What is required ▸ Only a number is wanted here: the count of lines in the data below where the string "Healthy" occurs.

(Extracted data entries)
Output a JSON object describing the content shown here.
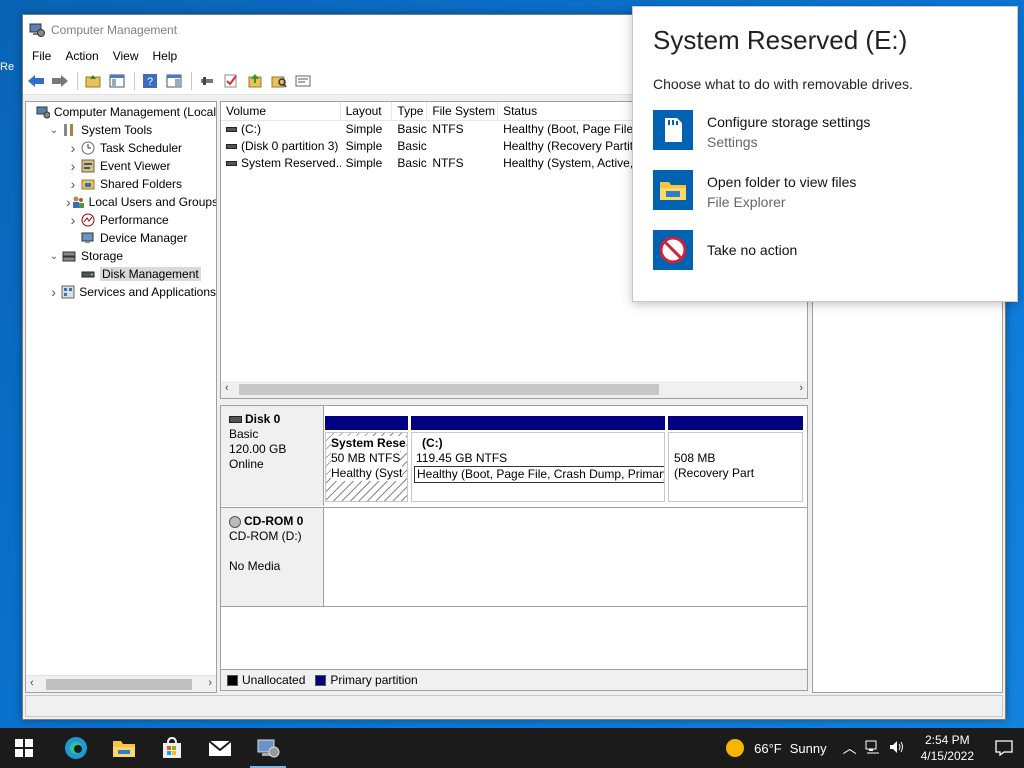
{
  "window": {
    "title": "Computer Management",
    "menus": [
      "File",
      "Action",
      "View",
      "Help"
    ]
  },
  "desktop": {
    "edge_text": "Re"
  },
  "tree": {
    "items": [
      {
        "label": "Computer Management (Local",
        "level": 0,
        "exp": "",
        "icon": "computer-management-icon"
      },
      {
        "label": "System Tools",
        "level": 1,
        "exp": "v",
        "icon": "system-tools-icon"
      },
      {
        "label": "Task Scheduler",
        "level": 2,
        "exp": ">",
        "icon": "task-scheduler-icon"
      },
      {
        "label": "Event Viewer",
        "level": 2,
        "exp": ">",
        "icon": "event-viewer-icon"
      },
      {
        "label": "Shared Folders",
        "level": 2,
        "exp": ">",
        "icon": "shared-folders-icon"
      },
      {
        "label": "Local Users and Groups",
        "level": 2,
        "exp": ">",
        "icon": "local-users-icon"
      },
      {
        "label": "Performance",
        "level": 2,
        "exp": ">",
        "icon": "performance-icon"
      },
      {
        "label": "Device Manager",
        "level": 2,
        "exp": "",
        "icon": "device-manager-icon"
      },
      {
        "label": "Storage",
        "level": 1,
        "exp": "v",
        "icon": "storage-icon"
      },
      {
        "label": "Disk Management",
        "level": 2,
        "exp": "",
        "icon": "disk-management-icon",
        "selected": true
      },
      {
        "label": "Services and Applications",
        "level": 1,
        "exp": ">",
        "icon": "services-icon"
      }
    ]
  },
  "volumes": {
    "columns": [
      "Volume",
      "Layout",
      "Type",
      "File System",
      "Status"
    ],
    "rows": [
      [
        "(C:)",
        "Simple",
        "Basic",
        "NTFS",
        "Healthy (Boot, Page File,"
      ],
      [
        "(Disk 0 partition 3)",
        "Simple",
        "Basic",
        "",
        "Healthy (Recovery Partit"
      ],
      [
        "System Reserved...",
        "Simple",
        "Basic",
        "NTFS",
        "Healthy (System, Active,"
      ]
    ]
  },
  "disks": {
    "disk0": {
      "name": "Disk 0",
      "type": "Basic",
      "size": "120.00 GB",
      "state": "Online",
      "partitions": [
        {
          "name": "System Rese",
          "size": "50 MB NTFS",
          "status": "Healthy (Syst"
        },
        {
          "name": "(C:)",
          "size": "119.45 GB NTFS",
          "status": "Healthy (Boot, Page File, Crash Dump, Primary Partition)"
        },
        {
          "name": "",
          "size": "508 MB",
          "status": "(Recovery Part"
        }
      ]
    },
    "cdrom": {
      "name": "CD-ROM 0",
      "type": "CD-ROM (D:)",
      "state": "No Media"
    },
    "legend": [
      "Unallocated",
      "Primary partition"
    ]
  },
  "notification": {
    "title": "System Reserved (E:)",
    "subtitle": "Choose what to do with removable drives.",
    "options": [
      {
        "label": "Configure storage settings",
        "sub": "Settings",
        "icon": "sd-card-icon"
      },
      {
        "label": "Open folder to view files",
        "sub": "File Explorer",
        "icon": "folder-icon"
      },
      {
        "label": "Take no action",
        "sub": "",
        "icon": "no-action-icon"
      }
    ]
  },
  "taskbar": {
    "weather_temp": "66°F",
    "weather_cond": "Sunny",
    "time": "2:54 PM",
    "date": "4/15/2022"
  },
  "colors": {
    "primary_partition": "#000080",
    "unallocated": "#000000",
    "notif_icon_bg": "#0063b1"
  }
}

Final answer ▸ 5